The trackedCvxBalance variable plays a fundamental role in the new implementation of the VotiumStrategy contract, serving as an effective balance of held CVX by the contract. Any deviation of these values will cause issues to deposits, withdrawal and pricing, as this variable is involved in all these processes.

Proof of Concept

  1. The rewarder calls applyRewards() by providing some swap data for 0x that swaps CVX tokens.
  2. CVX tokens are transferred out of the contract.
  3. The real balance of CVX gets out of sync with the value of trackedCvxBalance.

Recommendation

In applyRewards(), after rewards have been swapped, verify that the current CVX balance is at least trackedCvxBalance. This will ensure CVX tokens are not removed from the contract.

    function applyRewards(
        SwapData[] calldata _swapsData,
        uint256 _safEthMinout,
        uint256 _cvxMinout
    ) public onlyRewarder {
        uint256 ethBalanceBefore = address(this).balance;
        for (uint256 i = 0; i < _swapsData.length; i++) {
            // Some tokens do not allow approval if allowance already exists
            uint256 allowance = IERC20(_swapsData[i].sellToken).allowance(
                address(this),
                address(_swapsData[i].spender)
            );
            if (allowance != type(uint256).max) {
                if (allowance > 0) {
                    IERC20(_swapsData[i].sellToken).safeApprove(
                        address(_swapsData[i].spender),
                        0
                    );
                }
                IERC20(_swapsData[i].sellToken).safeApprove(
                    address(_swapsData[i].spender),
                    type(uint256).max
                );
            }
            (bool success, ) = _swapsData[i].swapTarget.call(
                _swapsData[i].swapCallData
            );
            if (!success) {
                emit FailedToSell(_swapsData[i].sellToken);
            }
        }
        uint256 ethBalanceAfter = address(this).balance;
        uint256 ethReceived = ethBalanceAfter - ethBalanceBefore;
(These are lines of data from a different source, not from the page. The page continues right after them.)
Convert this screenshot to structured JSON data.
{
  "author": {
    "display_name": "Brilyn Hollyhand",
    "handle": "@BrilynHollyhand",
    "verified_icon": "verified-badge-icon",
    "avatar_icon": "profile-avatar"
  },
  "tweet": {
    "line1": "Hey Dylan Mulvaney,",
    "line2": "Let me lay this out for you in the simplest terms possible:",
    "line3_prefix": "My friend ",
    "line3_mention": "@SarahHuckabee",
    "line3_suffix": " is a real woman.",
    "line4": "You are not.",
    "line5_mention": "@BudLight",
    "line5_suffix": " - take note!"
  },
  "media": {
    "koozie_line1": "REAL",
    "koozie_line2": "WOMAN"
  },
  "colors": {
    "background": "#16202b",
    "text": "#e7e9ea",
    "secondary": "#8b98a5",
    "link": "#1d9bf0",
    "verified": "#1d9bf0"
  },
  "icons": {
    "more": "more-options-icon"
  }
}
+       // Ensure CVX tokens are not removed
+       require(IERC20(CVX_ADDRESS).balanceOf(address(this)) >= trackedCvxBalance);
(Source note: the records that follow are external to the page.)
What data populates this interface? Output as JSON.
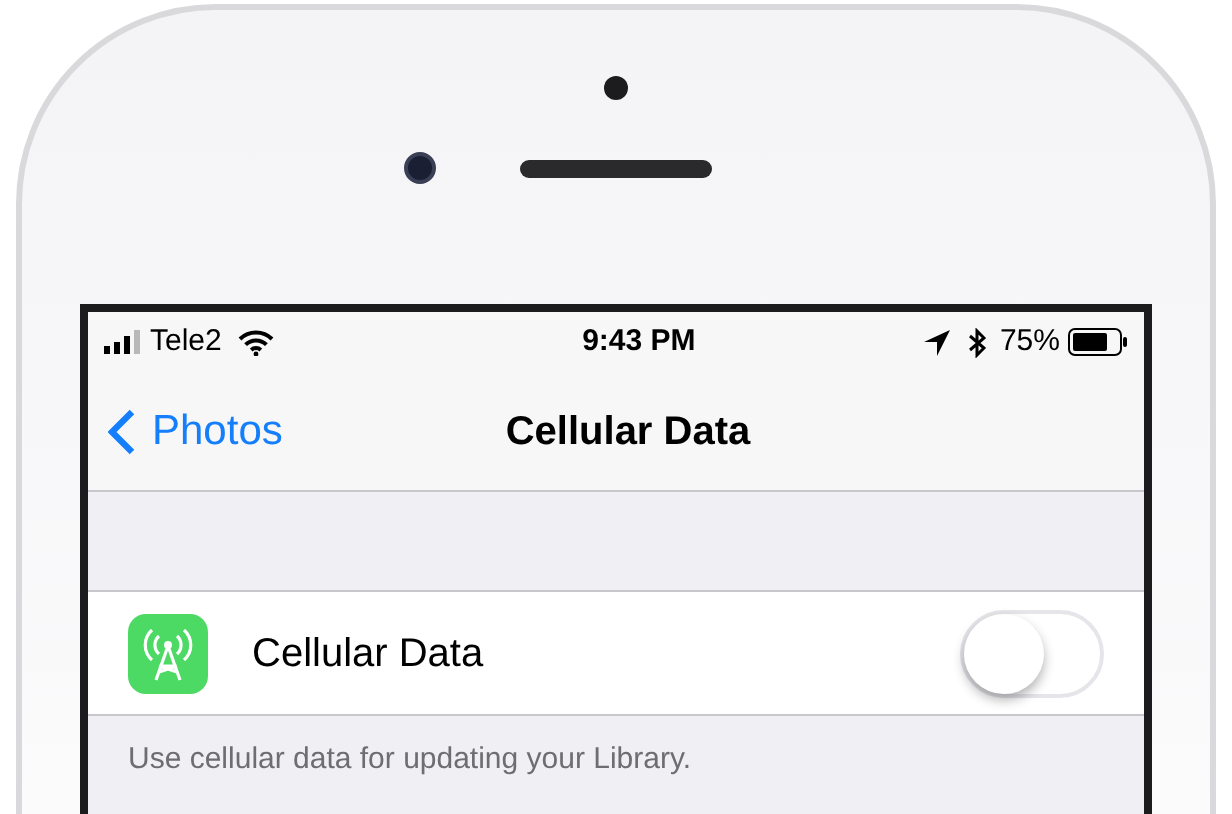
{
  "status_bar": {
    "carrier": "Tele2",
    "time": "9:43 PM",
    "battery": "75%"
  },
  "nav": {
    "back": "Photos",
    "title": "Cellular Data"
  },
  "settings": [
    {
      "label": "Cellular Data",
      "on": false
    }
  ],
  "footer": "Use cellular data for updating your Library."
}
        if (address(manager) != address(0))
           IAfEth(manager).depositRewards{value: ethReceived}(
                _safEthMinout,
                _cvxMinout
            );
        else depositRewards(ethReceived, _cvxMinout);
    }
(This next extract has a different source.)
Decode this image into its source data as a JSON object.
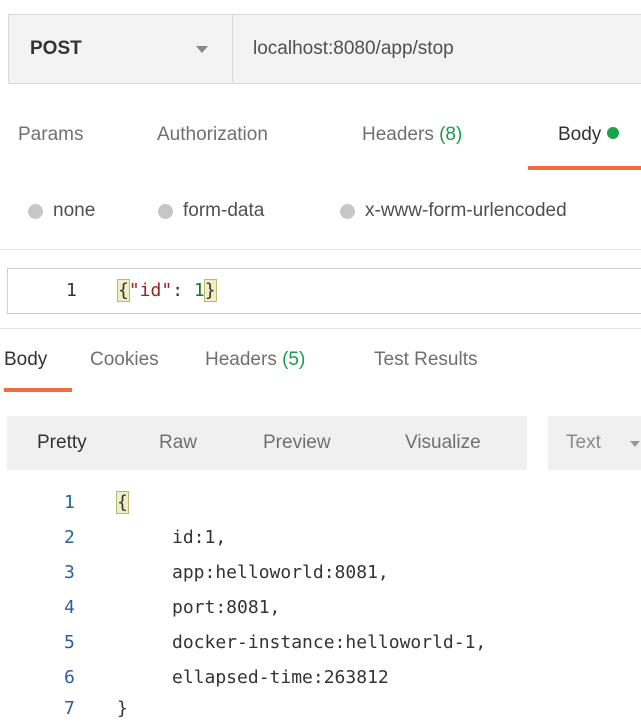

toshiSat (Asymmetry) confirmed


Disclosures

C4 is an open organization governed by participants in the community.

C4 Audits incentivize the discovery of exploits, vulnerabilities, and bugs in smart contracts. Security researchers are rewarded at an increasing rate for finding higher-risk issues. Audit submissions are judged by a knowledgeable security researcher and solidity developer and disclosed to sponsoring developers. C4 does not conduct formal verification regarding the provided code but instead provides final verification.

C4 does not provide any guarantee or warranty regarding the security of this project. All smart contract software should be used at the sole risk and responsibility of users.